--- Task inputs Enclosed Below ---

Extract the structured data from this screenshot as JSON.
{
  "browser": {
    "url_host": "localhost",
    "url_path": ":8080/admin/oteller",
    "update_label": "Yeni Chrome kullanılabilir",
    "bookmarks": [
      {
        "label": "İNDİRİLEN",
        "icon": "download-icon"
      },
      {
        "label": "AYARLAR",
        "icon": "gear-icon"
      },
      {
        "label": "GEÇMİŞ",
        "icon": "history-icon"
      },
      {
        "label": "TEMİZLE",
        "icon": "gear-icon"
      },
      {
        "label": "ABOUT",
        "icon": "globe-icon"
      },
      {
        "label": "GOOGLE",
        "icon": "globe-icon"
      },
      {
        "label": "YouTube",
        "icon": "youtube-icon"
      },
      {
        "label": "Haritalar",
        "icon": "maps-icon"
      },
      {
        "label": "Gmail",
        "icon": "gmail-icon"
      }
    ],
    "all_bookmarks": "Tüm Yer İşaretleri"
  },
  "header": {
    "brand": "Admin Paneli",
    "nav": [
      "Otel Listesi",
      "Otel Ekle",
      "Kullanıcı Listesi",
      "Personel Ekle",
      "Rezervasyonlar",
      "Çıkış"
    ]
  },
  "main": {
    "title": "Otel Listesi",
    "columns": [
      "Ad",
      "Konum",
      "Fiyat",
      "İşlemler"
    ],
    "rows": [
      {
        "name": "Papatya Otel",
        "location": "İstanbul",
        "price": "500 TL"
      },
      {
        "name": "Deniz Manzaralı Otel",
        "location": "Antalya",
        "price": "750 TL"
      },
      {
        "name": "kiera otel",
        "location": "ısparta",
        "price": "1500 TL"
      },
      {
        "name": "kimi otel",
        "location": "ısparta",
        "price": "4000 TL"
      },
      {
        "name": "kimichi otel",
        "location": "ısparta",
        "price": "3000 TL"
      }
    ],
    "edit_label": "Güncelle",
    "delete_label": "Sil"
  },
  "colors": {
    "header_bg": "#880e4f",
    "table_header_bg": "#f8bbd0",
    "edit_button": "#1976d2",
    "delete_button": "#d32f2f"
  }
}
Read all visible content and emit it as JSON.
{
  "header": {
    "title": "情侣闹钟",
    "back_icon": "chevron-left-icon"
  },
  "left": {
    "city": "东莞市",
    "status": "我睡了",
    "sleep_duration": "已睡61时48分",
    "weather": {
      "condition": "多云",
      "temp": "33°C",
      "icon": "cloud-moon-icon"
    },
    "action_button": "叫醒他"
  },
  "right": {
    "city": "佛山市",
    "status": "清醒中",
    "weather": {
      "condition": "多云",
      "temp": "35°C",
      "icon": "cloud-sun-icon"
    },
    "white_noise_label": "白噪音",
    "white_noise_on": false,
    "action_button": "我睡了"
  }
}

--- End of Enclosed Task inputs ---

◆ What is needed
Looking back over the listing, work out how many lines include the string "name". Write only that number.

◆ Result for this task
5